Customer Discovery In the Time Of the Covid-19 Virus

With in-person classes canceled, we’re about to start our online versions of Hacking for Defense and Hacking for Oceans (and here). The classes are built on the Lean Startup methodology: Customer Discovery, Agile Engineering and the Business/Mission Model Canvas. So how do our students get out of the building to talk to customers to do Customer Discovery when they can’t get out of the building?  How do should startups do it?

Leadership Character and Communication

A Ladders article offers good advice from Google for writing resumes. Some information is basic, such as tailoring resumes for each job and skipping the objective. The company also suggests the XYZ format for bullets to focus on accomplishments: “Accomplished [X] as measured by [Y], by doing [Z].”

Student Startups Shine at Virtual eLab Demo Day 2020

In proper social distancing fashion, selected startups from the eLab Class of 2020 delivered their final business pitches at eLab Demo Day 2020 on April 28 to an engaged audience via Zoom, fielding questions from peers, mentors, and supporters online. This year’s six participating student startups were selected by their eLab peers and included Call of Duty AgentHopscotchPediCuretakkTHIS IS MY SPACESUIT and Veribuy. While their innovations and industries range from fashion to medical to e-commerce, the presenting teams all shared the same drive, passion, and potential that the Cornell’s prestigious student accelerator program has allowed them to tap into.

Coronavirus fears may lead to big gap year for college students

Even as she was applying to college last fall, high school senior Taylor Fang was thinking about taking a year off first to find herself. But her parents didn’t think it was a good idea. “They worried that I would be behind,” said Fang, 17, who goes to Logan High School in Logan, Utah, and was accepted to both Harvard and Yale.

Adrift in a Pandemic: Survey of 3,089 Students Finds Uncertainty About Returning to College

The sudden transition to remote teaching in the past few months due to the COVID-19 crisis pushed educators to piece together solutions to deliver their courses online. In many cases, the result was a disjointed experience that required professors to navigate various technology tools and platforms to bring their courses to life in a new learning environment. 

Deep Science Ventures and the University of Edinburgh partner to deliver Scotland’s agricultural venture builder

The FAST programme brings together Deep Science Ventures’ market-led approach to creating science companies, and the Roslin Institute’s world-leading expertise and facilities across genomics, veterinary biosciences, biotechnology and agriculture. Each year the partnership will launch several high growth technology start-ups comprising teams from the University of Edinburgh, the wider UK, and the rest of the world.

Scottish Wearable Tech Startup Secures £750,000 Investment

The funding will help PlayerData fast-track the development of its sports performance monitoring product. Wearable tech startup, PlayerData, has secured £750,000 in funding to support market entry and its next phase of growth.
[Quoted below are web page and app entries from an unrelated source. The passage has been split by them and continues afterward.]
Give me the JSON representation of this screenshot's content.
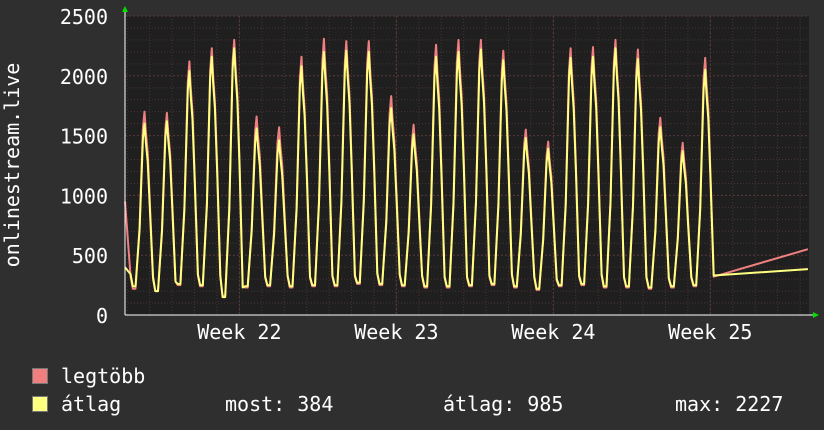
{
  "chart_data": {
    "type": "line",
    "ylabel": "onlinestream.live",
    "ylim": [
      0,
      2500
    ],
    "yticks": [
      0,
      500,
      1000,
      1500,
      2000,
      2500
    ],
    "x_tick_labels": [
      "Week 22",
      "Week 23",
      "Week 24",
      "Week 25"
    ],
    "x_tick_days": [
      5.1,
      12.1,
      19.1,
      26.1
    ],
    "x_range_days": [
      0,
      30.5
    ],
    "grid": true,
    "legend_position": "bottom-left",
    "colors": {
      "background": "#2f2f2f",
      "plot_background": "#1f1f1f",
      "grid_major": "#5a3a3a",
      "grid_minor": "#4a3333",
      "axis": "#ffffff",
      "arrow": "#00e000"
    },
    "series": [
      {
        "name": "legtöbb",
        "color": "#f08080",
        "daily_peaks": [
          1700,
          1690,
          2120,
          2230,
          2300,
          1660,
          1570,
          2160,
          2310,
          2290,
          2290,
          1830,
          1590,
          2260,
          2300,
          2300,
          2210,
          1550,
          1450,
          2230,
          2240,
          2300,
          2220,
          1650,
          1440,
          2150
        ],
        "daily_troughs": [
          220,
          200,
          250,
          240,
          160,
          230,
          240,
          230,
          240,
          240,
          260,
          250,
          240,
          230,
          230,
          240,
          250,
          230,
          210,
          240,
          250,
          230,
          230,
          220,
          230,
          240
        ],
        "start_value": 950,
        "end_value": 550
      },
      {
        "name": "átlag",
        "color": "#ffff80",
        "daily_peaks": [
          1600,
          1620,
          2040,
          2160,
          2230,
          1560,
          1460,
          2080,
          2200,
          2210,
          2200,
          1730,
          1510,
          2160,
          2200,
          2220,
          2130,
          1480,
          1390,
          2150,
          2160,
          2230,
          2140,
          1570,
          1370,
          2050
        ],
        "daily_troughs": [
          240,
          200,
          260,
          250,
          150,
          240,
          250,
          240,
          250,
          250,
          270,
          260,
          250,
          240,
          240,
          250,
          260,
          240,
          220,
          250,
          260,
          240,
          240,
          230,
          240,
          250
        ],
        "start_value": 400,
        "end_value": 384
      }
    ]
  },
  "legend": {
    "items": [
      {
        "label": "legtöbb",
        "color": "#f08080"
      },
      {
        "label": "átlag",
        "color": "#ffff80"
      }
    ],
    "stats": {
      "most": "most: 384",
      "atlag": "átlag: 985",
      "max": "max: 2227"
    }
  }
}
Student team designs smart mask that monitors vital signs

n February, Longsha Liu ’21 was well aware that COVID-19 was coursing through China and around the world. His mother had been giving him regular updates about the virus’s spread in China, where most of his immediate family live – including his 77-year old grandmother, who continued to practice as a physician.

Cornellian Co-founded Startup Brings College Visits to Students’ Homes

Committing to a college can be one of the most stressful decisions high schoolers have to make, but a Cornellian co-founded platform has stepped up to make the process easier. The idea for Desyde materialized when Jake Roll ’21 and his friends from high school, Ethan Heimlich and Dan Genzelev, noticed that the COVID-19 pandemic prevented family and friends from gathering information about colleges.

Crossing boundaries: Cornell’s thriving research ecosystem

Taryn Bauerle had a problem. Bauerle, associate professor of horticulture in the College of Agriculture and Life Sciences’ School of Integrative Plant Science (SIPS), studies how root systems respond to thirst. It’s a critical area of research: Better understanding roots will help breed new drought-resistant crops, which are sorely needed to meet the global challenges of climate change, food shortages and population growth.